- [YOUR TASK]:
Look through the records that follow. Copy every line containing the word "JSON".

- [DATA FOR THE TASK]:
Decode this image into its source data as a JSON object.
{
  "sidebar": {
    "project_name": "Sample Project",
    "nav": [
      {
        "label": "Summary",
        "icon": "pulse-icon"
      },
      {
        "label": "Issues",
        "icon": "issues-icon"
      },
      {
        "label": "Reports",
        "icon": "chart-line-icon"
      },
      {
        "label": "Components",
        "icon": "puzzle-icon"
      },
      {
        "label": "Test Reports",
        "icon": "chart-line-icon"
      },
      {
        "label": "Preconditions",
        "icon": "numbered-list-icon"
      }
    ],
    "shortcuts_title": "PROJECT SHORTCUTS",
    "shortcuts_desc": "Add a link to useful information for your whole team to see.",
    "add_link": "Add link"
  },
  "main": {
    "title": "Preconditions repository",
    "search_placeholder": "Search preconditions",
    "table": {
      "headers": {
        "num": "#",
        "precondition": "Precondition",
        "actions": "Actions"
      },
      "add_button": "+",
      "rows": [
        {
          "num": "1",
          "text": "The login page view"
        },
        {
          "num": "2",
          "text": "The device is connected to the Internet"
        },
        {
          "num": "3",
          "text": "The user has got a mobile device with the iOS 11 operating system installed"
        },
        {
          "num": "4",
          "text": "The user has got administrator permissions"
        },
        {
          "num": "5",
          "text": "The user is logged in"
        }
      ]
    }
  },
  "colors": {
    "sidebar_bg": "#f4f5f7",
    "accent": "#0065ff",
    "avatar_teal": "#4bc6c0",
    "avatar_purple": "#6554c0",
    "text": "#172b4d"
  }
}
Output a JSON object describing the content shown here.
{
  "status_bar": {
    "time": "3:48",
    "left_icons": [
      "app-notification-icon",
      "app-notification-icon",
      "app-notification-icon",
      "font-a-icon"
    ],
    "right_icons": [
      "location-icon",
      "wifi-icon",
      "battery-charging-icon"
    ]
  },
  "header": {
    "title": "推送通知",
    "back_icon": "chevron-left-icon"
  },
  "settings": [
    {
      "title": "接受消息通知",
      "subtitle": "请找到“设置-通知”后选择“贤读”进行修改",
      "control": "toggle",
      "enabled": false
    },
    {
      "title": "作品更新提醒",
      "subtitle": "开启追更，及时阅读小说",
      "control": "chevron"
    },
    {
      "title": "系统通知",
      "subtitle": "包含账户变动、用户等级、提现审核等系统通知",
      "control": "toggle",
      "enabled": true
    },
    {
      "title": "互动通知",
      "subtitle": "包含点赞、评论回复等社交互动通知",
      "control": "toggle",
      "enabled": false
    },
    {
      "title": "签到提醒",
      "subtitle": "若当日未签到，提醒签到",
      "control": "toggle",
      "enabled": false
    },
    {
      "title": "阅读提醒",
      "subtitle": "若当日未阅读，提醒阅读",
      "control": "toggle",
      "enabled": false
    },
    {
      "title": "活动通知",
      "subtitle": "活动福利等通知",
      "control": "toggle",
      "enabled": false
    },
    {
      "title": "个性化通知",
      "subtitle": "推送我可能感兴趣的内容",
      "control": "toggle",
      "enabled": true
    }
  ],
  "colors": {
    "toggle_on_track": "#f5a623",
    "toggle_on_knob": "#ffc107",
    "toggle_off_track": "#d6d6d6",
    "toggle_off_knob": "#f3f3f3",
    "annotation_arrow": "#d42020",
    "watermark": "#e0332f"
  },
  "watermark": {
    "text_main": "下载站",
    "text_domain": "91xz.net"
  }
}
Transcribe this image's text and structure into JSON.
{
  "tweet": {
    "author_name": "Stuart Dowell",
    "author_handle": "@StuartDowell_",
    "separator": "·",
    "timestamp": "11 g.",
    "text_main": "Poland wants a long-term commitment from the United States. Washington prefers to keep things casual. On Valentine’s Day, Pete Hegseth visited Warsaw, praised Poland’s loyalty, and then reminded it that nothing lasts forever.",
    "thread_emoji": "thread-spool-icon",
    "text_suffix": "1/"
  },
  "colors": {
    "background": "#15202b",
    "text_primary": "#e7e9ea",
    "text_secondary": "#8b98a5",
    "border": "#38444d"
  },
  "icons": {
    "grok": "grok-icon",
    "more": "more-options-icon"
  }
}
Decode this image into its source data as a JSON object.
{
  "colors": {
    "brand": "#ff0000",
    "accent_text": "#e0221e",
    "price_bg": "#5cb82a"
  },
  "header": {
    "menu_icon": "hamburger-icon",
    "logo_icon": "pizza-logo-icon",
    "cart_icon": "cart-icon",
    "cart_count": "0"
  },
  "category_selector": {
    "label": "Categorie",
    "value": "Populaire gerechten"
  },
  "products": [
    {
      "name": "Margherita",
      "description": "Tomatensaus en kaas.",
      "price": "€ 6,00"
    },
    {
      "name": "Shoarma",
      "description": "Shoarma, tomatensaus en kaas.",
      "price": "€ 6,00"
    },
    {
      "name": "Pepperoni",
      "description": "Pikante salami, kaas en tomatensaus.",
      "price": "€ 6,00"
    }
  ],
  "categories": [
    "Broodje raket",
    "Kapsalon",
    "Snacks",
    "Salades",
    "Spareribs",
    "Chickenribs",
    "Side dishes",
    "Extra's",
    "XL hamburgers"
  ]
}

- [FINISHED TASK]:
Decode this image into its source data as a JSON object.
Output a JSON object describing the content shown here.
Transcribe this image's text and structure into JSON.
Decode this image into its source data as a JSON object.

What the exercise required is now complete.